*Work task*: Check each line of the entries below for the word "cloud", and copy out the ones that have it.

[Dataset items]
==============================

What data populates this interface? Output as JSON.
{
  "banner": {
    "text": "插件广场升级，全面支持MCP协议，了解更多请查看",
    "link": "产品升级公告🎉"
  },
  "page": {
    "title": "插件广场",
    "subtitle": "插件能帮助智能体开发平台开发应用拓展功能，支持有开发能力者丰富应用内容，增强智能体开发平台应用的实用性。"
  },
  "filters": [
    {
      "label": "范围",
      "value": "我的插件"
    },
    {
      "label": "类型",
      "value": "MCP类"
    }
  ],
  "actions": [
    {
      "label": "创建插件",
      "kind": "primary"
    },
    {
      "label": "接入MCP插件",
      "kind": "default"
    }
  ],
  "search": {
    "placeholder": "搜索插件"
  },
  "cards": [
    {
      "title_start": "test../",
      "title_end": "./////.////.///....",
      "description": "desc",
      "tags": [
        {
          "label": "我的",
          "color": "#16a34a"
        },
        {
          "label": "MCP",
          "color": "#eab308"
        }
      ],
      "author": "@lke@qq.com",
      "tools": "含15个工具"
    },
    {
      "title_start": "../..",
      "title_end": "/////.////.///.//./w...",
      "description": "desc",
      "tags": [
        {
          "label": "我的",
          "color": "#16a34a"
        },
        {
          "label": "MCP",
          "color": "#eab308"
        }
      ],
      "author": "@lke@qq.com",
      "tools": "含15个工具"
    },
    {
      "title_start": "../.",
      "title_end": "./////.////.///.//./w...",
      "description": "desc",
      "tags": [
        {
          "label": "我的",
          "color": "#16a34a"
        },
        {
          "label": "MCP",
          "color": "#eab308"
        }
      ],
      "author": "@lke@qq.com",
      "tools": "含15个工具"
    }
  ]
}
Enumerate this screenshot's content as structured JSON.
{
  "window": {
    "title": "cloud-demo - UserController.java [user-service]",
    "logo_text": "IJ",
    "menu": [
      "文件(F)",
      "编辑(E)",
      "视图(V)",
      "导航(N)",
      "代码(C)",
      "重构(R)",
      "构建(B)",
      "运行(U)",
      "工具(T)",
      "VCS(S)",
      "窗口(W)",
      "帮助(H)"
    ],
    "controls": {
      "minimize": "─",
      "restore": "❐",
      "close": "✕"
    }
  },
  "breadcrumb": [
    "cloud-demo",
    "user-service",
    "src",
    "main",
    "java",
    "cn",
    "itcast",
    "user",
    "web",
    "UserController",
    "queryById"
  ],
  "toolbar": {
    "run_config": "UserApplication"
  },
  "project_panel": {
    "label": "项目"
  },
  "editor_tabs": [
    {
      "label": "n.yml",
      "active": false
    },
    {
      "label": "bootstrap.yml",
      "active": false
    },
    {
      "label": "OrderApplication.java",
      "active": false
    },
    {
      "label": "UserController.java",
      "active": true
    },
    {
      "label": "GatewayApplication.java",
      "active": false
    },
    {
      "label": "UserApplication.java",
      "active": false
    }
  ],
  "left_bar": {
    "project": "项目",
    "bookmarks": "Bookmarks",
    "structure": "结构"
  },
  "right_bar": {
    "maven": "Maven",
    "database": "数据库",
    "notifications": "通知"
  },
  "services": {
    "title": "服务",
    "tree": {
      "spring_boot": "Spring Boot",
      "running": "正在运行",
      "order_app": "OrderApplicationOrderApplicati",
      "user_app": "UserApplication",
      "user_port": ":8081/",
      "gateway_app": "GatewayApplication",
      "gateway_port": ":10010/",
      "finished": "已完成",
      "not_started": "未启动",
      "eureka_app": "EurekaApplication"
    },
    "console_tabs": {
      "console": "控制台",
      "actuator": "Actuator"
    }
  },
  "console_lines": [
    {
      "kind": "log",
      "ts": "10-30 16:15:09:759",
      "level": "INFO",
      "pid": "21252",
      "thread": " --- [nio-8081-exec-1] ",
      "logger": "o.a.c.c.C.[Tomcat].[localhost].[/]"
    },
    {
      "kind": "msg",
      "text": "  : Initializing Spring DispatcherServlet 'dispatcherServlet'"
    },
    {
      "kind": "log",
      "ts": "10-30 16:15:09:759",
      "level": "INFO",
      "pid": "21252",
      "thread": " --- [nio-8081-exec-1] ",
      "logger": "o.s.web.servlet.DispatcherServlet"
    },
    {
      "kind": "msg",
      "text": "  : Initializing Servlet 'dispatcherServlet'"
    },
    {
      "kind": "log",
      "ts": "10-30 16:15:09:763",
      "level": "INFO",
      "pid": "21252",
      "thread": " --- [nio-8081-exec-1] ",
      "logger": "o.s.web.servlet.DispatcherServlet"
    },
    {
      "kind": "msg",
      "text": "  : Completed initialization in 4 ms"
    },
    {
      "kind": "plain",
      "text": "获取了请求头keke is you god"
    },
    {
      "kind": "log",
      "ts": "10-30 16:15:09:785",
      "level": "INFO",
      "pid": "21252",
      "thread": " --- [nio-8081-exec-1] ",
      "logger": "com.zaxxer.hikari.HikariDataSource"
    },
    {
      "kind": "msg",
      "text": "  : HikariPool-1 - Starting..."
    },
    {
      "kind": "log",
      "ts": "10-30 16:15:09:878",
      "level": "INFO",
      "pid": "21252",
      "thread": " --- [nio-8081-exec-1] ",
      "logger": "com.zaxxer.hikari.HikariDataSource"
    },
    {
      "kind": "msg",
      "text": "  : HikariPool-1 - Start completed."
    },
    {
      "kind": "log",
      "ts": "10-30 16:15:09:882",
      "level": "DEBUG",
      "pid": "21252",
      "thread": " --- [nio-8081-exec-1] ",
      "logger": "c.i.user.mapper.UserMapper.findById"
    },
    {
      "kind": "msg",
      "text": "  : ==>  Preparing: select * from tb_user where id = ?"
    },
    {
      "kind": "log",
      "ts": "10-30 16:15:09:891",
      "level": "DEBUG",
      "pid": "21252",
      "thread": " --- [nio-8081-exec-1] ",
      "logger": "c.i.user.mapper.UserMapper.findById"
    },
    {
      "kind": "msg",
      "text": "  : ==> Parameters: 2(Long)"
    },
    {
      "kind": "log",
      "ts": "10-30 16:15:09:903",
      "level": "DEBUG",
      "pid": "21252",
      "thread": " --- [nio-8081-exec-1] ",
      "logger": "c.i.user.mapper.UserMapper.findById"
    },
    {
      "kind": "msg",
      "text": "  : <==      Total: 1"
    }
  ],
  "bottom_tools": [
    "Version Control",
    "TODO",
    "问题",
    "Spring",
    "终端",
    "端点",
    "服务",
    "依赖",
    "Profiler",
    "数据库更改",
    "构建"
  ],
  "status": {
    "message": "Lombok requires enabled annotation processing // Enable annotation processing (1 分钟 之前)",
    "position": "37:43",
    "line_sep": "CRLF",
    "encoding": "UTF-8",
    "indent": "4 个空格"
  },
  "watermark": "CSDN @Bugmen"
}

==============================

*Solution*:
    "title": "cloud-demo - UserController.java [user-service]",
    "cloud-demo",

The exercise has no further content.